Wednesday, February 12, 2014

To Live

An almost white drop of sweat made its way down her scarred right cheek. Her cold, pale hands trembled as the beating sun shone through the window onto her frail body. Her faintly colored veins pounded in anticipation. She calmly shut her eyes, as had become procedure. Her body remained in place, swaying from side to side as she’d lost her sense of balance; her mind, however, drifted far from her putrid, cheap motel room. 


“Come on Nicole, just try it.” 

“My sister did it once and she was fine. Don’t be such a little bitch.”

Nicole stared at the needle. The moonlight reflected off of its point, creating an alluring glow. 

Nicole was a rather reserved young woman. Her nightly routine most often consisted of homework and a dash of television. Though once content with a life so bland, the grips of monotony had transformed from comforting to insufferable. She felt trapped in an all-too-typical fantasy. As any normal adolescent does, she began to develop a craving for excitement; something to free her from the prison of perpetual predictability. 

Nicole examined every inch of the needle. Her heart was throbbing, nearly protruding from her chest. Caroline continued to pester her, but Nicole couldn’t hear. 

Time began to slow down. 

She gazed at Caroline and noticed an expression of carefree relaxation. It was not an expression that comes as a result of perpetual predictability; it was an expression of independence, of sheer contentment. Caroline’s words were coarse and tone assertive, but her mouth nevertheless curved upward at its corners. When she concealed the smile, the easiness of her voice and drooping of her eyes served still as indication of her altered, seemingly more thrilling state. 

Nicole’s subconscious had already determined her course of action. She was tired of analyzing every aspect of her life. She was tired of relying on television characters through which she could vicariously live. She was tired of turning to her novels, which she so often got lost in, for a taste of adventure. 

Rejecting all logical reasoning, Nicole reached for the rubber rope that was resting on the glove box. In a heap, she tied it around her arm, choking her vein until she could nearly see the blood pumping through her body. With the edge of the rope in her mouth and caution to the wind, she shifted her focus to the needle that was made all the more enticing by its illumination. She began to reach for the glistening light, but the uncontrollable shaking in her hands inhibited the endeavor.
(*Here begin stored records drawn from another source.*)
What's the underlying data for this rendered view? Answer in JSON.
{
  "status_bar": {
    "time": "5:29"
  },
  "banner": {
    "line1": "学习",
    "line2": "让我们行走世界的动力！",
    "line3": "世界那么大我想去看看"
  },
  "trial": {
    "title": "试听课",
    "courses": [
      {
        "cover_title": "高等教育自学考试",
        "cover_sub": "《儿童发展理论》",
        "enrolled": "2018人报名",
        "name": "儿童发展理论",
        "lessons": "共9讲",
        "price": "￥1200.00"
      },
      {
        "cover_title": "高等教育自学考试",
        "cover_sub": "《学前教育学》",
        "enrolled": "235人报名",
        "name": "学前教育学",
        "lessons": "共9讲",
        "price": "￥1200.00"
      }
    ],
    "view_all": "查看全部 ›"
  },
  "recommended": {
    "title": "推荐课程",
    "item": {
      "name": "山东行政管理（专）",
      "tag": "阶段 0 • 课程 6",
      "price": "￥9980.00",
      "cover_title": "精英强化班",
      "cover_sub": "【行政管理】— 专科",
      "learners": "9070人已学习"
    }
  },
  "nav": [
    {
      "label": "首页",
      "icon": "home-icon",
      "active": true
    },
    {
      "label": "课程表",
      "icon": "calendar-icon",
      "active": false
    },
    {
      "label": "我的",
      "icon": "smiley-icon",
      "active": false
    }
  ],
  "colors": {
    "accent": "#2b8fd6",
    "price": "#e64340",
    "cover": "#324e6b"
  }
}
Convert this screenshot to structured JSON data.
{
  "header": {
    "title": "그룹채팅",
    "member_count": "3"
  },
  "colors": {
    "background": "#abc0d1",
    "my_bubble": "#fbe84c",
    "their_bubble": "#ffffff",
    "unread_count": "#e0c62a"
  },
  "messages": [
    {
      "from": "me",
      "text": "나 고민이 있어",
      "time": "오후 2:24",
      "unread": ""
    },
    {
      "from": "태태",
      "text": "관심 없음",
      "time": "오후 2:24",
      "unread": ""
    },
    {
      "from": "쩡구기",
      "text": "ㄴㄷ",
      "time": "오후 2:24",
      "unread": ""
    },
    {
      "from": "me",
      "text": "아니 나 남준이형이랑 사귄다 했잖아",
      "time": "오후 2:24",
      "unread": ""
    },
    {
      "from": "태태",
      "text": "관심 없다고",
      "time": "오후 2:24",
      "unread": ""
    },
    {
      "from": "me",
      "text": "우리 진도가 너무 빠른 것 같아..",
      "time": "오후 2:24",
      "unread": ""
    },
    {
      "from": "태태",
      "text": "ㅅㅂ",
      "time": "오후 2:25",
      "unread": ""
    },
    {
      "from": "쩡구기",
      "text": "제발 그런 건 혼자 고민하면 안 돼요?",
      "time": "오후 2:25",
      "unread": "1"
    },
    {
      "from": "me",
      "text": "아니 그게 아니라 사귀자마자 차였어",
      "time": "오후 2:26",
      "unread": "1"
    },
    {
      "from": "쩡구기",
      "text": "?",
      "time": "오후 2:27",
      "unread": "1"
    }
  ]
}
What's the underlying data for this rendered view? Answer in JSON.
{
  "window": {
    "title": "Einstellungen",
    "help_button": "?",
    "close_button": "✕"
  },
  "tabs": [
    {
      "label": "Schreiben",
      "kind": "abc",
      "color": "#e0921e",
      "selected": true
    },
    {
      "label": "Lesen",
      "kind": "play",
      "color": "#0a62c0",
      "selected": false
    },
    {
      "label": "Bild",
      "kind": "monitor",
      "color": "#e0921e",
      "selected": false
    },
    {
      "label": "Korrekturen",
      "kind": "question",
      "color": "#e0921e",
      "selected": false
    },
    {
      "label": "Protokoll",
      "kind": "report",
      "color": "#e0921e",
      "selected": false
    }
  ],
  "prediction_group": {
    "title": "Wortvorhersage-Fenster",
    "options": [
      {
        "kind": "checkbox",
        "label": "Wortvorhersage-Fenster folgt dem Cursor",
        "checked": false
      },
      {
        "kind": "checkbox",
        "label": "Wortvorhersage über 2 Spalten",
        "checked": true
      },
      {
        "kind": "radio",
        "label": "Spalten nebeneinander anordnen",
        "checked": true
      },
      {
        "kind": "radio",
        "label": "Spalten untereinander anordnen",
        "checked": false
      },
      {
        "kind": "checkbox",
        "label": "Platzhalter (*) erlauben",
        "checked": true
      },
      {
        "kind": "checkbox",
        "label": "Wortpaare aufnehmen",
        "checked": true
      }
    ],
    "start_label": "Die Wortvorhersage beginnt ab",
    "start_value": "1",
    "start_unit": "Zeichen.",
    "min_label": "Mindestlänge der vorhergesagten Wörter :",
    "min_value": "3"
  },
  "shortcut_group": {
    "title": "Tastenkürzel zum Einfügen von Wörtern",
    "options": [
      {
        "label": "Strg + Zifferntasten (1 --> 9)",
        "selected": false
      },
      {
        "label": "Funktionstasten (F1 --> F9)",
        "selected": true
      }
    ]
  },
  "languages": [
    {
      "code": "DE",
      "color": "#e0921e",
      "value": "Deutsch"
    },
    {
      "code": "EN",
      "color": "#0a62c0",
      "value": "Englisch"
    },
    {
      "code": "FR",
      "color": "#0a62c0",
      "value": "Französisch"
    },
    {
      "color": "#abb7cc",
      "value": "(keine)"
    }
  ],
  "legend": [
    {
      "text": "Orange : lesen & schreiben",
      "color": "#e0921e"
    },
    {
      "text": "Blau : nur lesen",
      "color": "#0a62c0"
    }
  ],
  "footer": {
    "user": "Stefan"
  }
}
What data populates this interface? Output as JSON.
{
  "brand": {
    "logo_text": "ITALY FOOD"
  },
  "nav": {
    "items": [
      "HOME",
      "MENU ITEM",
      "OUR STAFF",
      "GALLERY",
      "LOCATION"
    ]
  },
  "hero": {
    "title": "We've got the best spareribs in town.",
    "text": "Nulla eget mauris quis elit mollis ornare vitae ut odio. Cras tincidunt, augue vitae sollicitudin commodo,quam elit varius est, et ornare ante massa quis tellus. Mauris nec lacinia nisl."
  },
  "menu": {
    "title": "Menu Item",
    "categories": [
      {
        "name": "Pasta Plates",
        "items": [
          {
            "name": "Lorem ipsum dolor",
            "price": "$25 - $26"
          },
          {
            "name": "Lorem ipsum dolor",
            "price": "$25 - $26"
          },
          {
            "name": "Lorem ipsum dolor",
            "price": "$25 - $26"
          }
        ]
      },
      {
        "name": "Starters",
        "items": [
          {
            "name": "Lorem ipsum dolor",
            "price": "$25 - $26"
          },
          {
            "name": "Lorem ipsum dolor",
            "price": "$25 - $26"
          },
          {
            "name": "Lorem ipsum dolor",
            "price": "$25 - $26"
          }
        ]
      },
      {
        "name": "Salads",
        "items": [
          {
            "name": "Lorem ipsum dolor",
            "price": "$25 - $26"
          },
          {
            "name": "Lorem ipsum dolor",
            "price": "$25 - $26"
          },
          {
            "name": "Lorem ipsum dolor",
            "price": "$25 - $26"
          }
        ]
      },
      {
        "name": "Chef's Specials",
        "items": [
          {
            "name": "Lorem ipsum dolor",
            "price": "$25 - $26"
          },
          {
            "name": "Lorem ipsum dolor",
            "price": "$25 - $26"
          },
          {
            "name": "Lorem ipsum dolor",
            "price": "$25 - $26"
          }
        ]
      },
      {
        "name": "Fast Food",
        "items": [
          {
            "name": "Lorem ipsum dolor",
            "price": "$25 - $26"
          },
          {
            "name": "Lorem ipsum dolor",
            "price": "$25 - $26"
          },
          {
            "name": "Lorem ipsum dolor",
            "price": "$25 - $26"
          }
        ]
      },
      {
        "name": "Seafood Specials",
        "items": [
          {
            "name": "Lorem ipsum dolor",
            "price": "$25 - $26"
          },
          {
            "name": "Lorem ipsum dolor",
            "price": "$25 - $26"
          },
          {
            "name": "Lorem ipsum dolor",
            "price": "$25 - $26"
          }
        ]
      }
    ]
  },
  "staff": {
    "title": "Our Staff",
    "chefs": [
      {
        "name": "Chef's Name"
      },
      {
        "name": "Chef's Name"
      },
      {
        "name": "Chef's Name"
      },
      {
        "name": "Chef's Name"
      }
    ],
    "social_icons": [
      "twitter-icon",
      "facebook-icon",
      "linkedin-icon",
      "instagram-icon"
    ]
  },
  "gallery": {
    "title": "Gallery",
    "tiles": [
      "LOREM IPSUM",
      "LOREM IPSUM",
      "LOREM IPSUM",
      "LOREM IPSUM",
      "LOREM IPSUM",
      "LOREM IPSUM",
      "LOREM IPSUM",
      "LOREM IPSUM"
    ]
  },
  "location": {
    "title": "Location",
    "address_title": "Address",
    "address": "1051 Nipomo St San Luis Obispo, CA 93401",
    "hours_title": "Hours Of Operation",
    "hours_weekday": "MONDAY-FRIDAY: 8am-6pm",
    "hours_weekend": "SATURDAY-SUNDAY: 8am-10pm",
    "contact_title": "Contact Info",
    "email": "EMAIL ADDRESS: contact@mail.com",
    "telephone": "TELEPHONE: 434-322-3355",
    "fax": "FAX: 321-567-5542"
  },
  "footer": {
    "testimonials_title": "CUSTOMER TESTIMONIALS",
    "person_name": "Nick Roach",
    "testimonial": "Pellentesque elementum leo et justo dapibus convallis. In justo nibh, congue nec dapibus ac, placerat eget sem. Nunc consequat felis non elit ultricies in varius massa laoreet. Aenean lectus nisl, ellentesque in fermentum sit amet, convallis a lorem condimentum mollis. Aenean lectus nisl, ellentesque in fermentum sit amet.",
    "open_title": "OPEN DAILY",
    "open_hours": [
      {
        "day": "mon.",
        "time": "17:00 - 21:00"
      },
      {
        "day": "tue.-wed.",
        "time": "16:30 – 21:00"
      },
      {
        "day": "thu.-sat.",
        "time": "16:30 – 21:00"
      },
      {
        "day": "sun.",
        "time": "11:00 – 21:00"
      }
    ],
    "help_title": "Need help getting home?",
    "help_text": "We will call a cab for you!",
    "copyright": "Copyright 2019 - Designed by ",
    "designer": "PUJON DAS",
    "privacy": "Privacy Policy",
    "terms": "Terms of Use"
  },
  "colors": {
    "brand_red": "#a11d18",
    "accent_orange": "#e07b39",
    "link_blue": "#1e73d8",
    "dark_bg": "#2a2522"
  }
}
Determined, she took a deep breath, bit the rope with might, and wrapped her hand around her escape.

When the needle slipped into her arm, she felt liberated. She felt alive. 


Nicole, with her eyes still shut, remained standing in her run down motel room. Suddenly, a plethora of memories began to flood in. She recalled what followed that night: The partying. The stealing from her parents. Integrating herself into a dangerous crowd. The first arrest. The second. Third. The first of what would be many interventions. The moment her parents kicked her out and cut her off. The first blow job she gave for money. The miscarriage. The times she woke up in the hospital, entirely unsure of how she got there. The overdoses. The attempts to get clean. The withdrawals. The apologies. The failed twelve steps. Relapses. Heartbreak. Failed suicide attempts. Hopelessness. Hatred.  


Nicole’s eyes opened. She looked at the glistening needle as the sun reflected off of its tip. Her mouth salivated. As she reached for the alluring, shimmering silver, she found herself inhibited by that ever-familiar trembling. For the first time in four years, she experienced the reluctance that she’d once foolishly ignored.  

Overcome by emotion, Nicole dropped to her knees. She buried her face in her hands and began to sob. Peace of mind, stability, simplicity - all of the things she’d once so vehemently wished to escape - had now become her most desired, yet elusive, objects. 

Suddenly, Nicole heard a voice in her head. It was her mother. 

“Our most determining moments come while on our knees. How we got there isn’t what defines us, though. Where we go upon getting up is.”

Nicole lifted her head up enough to gaze again at the needle lying so seductively on the coffee table. She summoned her deepest sources of strength and began to push her frail body upward. Her sobs turned into determined grunts. Her face grew blank. She experienced a feeling that she’d almost forgotten: empowerment. 

Nicole turned and made her way to the door. She opened it with haste, stumbling into the parking lot of the motel she’d come to know as home. For the first time in years, she saw the light of the world from its source. She no longer required an instrument off which the sun reflected to give her hope. She no longer felt the need to remain living vicariously through the needles that had come to define her. 

When she walked away from that coffee table, she left her past in the dark. She was finally, truly, and eternally free. She was, for the first time in her life, independently alive. 

1 comment:

  1. As I read this blog post, tears threatened to run out of my eyes. You so perfectly captured the despair of a person in Nicole's position. The pain and depression of addiction that Nicole is going through at the end is not something that can easily be put into words. This is truly an amazing piece of writing.